[img=left]http://i158.photobucket.com/albums/t102/PlainBrownR2/My%201950%202r5%20Studebaker%20Pickup%20with%20turbocharger/P1000137-1.jpg[/img=left][img=left]http://i158.photobucket.com/albums/t102/PlainBrownR2/My%201950%202r5%20Studebaker%20Pickup%20with%20turbocharger/P1000145-1.jpg[/img=left][IMG=right]http://i158.photobucket.com/albums/t102/PlainBrownR2/Ex%20Studebaker%20Plant%20Locomotive/P1000578-1.jpg[/IMG=right]
[IMG=right]http://i158.photobucket.com/albums/t102/PlainBrownR2/My%201964%20Studebaker%20Commander%20R2/P1010168.jpg[/IMG=right]

54-61-62
12-03-2008, 01:12 AM
First off, most common mothballs are not comprised of naphthalene anymore.

Yes, at one point the main chemical element of mathballs was naphthalene. This has not been the case for 20+ years.

This used to be an urban legand trick back in the 50's and 60's. I don't know how well it worked if at all, but I remember several years ago, my Father (who was a chemist) saying that the effect would be negligible.

Kent

Pat Skelly
12-03-2008, 07:51 AM
(Orginally posted by buddymander) I hear they smell kinda funny. Anybody ever smelled mothballs?

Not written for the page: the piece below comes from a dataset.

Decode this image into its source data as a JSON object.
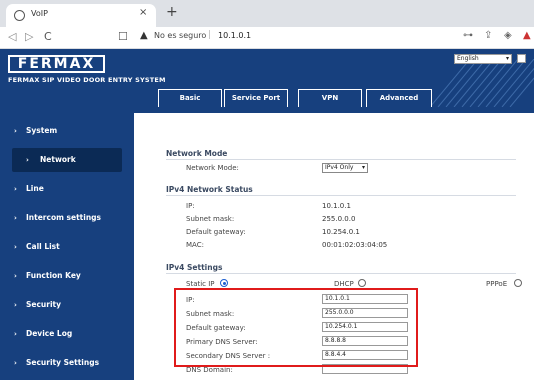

I have no direct knowledge, but I have heard it's hard to get their legs spread apart.

Pat Skelly
62 GT Hawk
53 Studillac
37 Dictator Coupe

rockfoot
12-03-2008, 10:48 AM
The myth of mothballs helping a car run faster was busted early in life for me. One of the meanest guys:(in Columbus,Ga., had a brandy new 1965 Camaro with a big ole' engine and was planning to race it at Phenix City, Ala. dragstrip. The word got out of his plan while drinking beer at a drive-inn one night and this squirrelly looking guy that was otherwise pretty smart, suggested to this big mean guy that "putting mothballs in his gastank" would make the car go faster than it has ever been. The big guy wasn't near as smart as he was mean:(....Without a formula or even a second opinion, the big mean guy put a BOX of mothballs in his gas tank (which was only half full of gasoline) on the way to the dragstrip. The results were: (a)two weeks for the Camaro in the shop having the engine replaced (waiting for an engine).(b)two weeks recovery time for the squirrelly guy [B)] and (c) two weeks in jail for the big guy:(...:DRockfoot learned a couple of lessons that year....:)
I might add that the big mean guys:( "other car" was 1958 Edsel....[:p]

1955 President one owner
Moncks Corner, SC
http://i258.photobucket.com/albums/hh279/rbarrett/P1000631.jpghttp://i258.photobucket.com/albums/hh279/rbarrett/259Studebaker.jpg

warrlaw1
12-03-2008, 02:02 PM
Alcohol, or Methyl Hydrate, is gas line anti-freeze for us in snow country. A little goes a long way and supposedly absorbs water in the gas. WD-40 burns all too well. Almost started a fire spraying it on point contacts. It's a great conductor, too. Moth balls are for storage and supposedly dissuading skunks from living too close to home. Didn't work for me. A can of tuna on the centre-line of the busy road in front of the house fixed the skunk problem.